* _SOURCE MATERIAL_:
========================
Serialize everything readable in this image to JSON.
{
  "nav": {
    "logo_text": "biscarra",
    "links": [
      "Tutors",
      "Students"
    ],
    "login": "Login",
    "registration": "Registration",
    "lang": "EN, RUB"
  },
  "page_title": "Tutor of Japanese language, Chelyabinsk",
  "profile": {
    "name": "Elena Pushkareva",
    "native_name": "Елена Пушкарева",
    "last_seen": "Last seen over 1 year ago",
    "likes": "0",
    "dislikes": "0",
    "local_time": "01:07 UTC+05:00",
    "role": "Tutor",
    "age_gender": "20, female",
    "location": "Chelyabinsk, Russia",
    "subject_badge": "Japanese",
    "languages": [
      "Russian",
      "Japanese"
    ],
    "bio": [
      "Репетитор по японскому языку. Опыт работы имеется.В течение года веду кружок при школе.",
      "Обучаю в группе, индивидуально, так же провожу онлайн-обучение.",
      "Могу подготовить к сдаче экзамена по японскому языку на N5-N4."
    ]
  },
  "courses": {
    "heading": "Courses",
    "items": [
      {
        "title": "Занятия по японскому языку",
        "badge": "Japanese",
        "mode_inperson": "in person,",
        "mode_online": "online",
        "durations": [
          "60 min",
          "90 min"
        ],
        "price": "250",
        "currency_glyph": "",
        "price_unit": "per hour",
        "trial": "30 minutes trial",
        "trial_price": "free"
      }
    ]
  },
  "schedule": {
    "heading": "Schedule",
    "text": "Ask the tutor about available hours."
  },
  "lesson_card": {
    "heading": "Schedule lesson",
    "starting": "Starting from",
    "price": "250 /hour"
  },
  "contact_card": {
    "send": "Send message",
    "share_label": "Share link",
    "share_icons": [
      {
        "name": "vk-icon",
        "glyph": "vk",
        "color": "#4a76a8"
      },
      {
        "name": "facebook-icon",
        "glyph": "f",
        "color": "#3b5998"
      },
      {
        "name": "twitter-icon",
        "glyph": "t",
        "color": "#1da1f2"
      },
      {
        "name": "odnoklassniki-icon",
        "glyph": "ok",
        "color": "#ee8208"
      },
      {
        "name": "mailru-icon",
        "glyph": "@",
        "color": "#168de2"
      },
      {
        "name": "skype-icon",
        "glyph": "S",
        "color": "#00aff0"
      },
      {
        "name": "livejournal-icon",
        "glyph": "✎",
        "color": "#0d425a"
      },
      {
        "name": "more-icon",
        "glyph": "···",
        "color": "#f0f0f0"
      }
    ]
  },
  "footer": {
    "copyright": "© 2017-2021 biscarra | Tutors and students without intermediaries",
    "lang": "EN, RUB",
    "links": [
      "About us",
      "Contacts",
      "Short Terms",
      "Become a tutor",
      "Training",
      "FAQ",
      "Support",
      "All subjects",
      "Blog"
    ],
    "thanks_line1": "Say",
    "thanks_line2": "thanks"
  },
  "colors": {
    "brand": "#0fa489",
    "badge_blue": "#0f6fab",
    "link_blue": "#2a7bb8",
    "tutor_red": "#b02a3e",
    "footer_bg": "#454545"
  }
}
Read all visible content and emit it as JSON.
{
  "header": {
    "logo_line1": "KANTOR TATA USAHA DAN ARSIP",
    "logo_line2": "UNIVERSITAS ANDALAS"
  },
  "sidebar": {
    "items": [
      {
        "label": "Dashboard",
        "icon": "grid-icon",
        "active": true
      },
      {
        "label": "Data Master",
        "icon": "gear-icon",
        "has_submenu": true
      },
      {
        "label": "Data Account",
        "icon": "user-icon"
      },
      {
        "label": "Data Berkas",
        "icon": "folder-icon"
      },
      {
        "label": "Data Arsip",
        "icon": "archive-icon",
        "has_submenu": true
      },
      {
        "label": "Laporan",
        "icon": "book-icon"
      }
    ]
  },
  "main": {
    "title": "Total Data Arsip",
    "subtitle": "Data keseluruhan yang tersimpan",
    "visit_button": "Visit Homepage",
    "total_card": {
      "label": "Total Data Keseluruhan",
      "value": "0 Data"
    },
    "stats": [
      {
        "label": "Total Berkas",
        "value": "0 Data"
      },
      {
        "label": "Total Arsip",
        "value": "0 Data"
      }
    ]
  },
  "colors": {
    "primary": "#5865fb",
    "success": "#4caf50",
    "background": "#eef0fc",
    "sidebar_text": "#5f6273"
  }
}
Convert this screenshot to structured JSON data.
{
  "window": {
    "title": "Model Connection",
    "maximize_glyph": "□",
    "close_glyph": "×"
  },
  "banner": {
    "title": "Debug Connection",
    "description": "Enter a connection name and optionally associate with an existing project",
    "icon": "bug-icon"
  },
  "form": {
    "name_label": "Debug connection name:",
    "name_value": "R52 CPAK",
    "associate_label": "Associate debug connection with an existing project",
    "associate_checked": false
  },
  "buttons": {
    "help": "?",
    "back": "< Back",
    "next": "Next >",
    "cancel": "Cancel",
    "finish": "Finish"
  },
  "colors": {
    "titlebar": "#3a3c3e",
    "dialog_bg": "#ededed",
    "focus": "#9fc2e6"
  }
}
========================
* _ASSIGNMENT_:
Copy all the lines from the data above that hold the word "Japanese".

* _COMPLETED TASK_:
  "page_title": "Tutor of Japanese language, Chelyabinsk",
    "subject_badge": "Japanese",
      "Japanese"
        "badge": "Japanese",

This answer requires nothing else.